- [DATA IN THIS EXERCISE]:
*** Block opens ***
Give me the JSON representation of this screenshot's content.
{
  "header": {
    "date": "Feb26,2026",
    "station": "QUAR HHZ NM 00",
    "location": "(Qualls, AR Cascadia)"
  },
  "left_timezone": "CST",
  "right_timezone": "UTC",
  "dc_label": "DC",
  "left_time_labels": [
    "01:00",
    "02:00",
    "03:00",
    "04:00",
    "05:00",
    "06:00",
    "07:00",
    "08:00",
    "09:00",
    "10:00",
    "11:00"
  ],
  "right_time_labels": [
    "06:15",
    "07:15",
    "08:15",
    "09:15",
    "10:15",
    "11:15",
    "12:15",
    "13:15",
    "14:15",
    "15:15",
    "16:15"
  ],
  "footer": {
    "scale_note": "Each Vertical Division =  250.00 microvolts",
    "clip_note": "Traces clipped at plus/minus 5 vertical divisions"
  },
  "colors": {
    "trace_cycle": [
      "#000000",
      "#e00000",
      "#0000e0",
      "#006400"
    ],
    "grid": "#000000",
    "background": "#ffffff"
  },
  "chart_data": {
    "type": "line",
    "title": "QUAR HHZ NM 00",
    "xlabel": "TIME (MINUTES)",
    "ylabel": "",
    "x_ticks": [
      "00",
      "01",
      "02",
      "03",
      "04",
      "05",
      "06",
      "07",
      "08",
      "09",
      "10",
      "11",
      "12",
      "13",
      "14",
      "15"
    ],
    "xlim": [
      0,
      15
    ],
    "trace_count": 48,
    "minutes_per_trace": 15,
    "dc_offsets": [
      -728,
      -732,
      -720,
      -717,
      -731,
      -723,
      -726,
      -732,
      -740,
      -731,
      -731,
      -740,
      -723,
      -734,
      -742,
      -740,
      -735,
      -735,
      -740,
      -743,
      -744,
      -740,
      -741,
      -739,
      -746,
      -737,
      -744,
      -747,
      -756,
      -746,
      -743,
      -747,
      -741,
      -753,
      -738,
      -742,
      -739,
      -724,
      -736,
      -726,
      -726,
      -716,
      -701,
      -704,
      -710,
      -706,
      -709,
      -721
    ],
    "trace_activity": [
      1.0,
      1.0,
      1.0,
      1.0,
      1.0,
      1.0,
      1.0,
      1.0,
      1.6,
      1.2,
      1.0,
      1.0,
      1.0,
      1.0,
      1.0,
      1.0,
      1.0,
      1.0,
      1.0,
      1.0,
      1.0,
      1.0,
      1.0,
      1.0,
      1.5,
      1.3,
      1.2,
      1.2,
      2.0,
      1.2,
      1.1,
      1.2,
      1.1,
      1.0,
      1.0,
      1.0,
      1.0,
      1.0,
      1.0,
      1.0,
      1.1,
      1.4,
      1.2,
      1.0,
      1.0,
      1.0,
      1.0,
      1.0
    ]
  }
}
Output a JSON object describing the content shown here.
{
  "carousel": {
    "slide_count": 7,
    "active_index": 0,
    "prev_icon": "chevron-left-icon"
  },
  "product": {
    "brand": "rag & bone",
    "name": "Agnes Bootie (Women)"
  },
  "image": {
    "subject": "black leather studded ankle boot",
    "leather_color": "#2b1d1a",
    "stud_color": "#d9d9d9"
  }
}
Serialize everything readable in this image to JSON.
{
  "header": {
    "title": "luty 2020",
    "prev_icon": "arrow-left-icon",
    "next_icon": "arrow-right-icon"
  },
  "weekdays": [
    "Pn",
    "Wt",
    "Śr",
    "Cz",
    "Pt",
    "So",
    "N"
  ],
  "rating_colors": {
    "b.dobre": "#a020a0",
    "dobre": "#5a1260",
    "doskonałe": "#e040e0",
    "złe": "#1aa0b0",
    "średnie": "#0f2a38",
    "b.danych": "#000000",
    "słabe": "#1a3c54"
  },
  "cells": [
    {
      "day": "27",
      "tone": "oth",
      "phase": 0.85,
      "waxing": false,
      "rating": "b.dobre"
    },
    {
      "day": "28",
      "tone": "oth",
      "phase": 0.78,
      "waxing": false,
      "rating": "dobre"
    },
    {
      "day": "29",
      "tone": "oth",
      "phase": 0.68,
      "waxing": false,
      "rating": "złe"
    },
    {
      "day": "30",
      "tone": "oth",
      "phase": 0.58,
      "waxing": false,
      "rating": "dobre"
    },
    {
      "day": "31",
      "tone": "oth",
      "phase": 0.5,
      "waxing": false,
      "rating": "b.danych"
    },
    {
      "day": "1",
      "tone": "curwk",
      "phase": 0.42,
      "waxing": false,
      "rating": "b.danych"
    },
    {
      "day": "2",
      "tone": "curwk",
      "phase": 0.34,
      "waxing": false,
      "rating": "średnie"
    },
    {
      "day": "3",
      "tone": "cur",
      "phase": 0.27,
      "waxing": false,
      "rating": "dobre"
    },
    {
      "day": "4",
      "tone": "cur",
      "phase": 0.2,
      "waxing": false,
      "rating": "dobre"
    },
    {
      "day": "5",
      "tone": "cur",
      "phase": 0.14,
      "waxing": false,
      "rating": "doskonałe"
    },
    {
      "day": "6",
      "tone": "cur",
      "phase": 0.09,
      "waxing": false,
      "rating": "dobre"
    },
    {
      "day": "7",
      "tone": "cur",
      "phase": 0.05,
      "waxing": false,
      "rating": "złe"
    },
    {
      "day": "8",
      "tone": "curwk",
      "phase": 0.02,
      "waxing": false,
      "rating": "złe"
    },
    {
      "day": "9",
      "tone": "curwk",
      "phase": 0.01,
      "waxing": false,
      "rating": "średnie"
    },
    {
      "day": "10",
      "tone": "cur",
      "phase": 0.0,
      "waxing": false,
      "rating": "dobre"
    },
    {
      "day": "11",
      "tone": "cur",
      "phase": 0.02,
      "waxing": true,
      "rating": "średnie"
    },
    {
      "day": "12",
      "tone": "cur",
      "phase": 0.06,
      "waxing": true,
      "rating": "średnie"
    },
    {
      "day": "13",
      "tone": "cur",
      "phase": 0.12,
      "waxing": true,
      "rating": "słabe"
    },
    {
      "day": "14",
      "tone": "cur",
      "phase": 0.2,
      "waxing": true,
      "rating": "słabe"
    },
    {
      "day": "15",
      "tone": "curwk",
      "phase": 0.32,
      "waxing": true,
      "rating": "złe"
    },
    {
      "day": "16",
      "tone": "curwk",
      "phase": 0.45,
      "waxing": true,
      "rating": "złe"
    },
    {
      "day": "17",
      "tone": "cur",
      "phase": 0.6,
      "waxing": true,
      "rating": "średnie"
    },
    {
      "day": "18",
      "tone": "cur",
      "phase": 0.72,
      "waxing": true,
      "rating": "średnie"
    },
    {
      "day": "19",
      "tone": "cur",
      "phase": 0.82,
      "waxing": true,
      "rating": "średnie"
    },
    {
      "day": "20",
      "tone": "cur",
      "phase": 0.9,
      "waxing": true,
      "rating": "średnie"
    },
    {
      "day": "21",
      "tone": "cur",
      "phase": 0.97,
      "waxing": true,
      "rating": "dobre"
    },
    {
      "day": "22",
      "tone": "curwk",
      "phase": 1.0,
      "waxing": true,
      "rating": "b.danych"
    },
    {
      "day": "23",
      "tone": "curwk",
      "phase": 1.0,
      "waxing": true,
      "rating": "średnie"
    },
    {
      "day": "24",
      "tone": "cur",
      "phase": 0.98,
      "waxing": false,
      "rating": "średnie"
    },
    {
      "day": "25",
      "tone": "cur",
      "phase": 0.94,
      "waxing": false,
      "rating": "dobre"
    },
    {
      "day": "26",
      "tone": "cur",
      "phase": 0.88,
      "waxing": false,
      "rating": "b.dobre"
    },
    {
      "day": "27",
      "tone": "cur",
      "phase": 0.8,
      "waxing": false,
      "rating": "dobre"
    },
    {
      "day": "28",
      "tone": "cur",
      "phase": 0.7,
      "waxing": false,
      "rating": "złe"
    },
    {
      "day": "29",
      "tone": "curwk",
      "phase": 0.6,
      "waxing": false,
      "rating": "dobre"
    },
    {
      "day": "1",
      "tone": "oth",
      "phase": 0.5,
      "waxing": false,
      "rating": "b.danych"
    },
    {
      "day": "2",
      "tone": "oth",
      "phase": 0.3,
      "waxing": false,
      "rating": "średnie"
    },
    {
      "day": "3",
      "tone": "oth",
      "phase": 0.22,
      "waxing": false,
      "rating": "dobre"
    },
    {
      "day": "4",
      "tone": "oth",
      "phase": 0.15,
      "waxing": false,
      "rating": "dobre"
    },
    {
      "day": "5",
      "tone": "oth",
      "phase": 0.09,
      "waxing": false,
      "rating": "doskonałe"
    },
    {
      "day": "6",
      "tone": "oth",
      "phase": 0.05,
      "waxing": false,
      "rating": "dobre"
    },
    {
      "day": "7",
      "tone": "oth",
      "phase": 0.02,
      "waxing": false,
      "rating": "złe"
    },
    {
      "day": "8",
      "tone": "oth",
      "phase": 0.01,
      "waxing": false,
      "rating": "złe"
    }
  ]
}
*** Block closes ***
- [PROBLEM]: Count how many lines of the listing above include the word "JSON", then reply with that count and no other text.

- [WRITTEN SOLUTION]: 3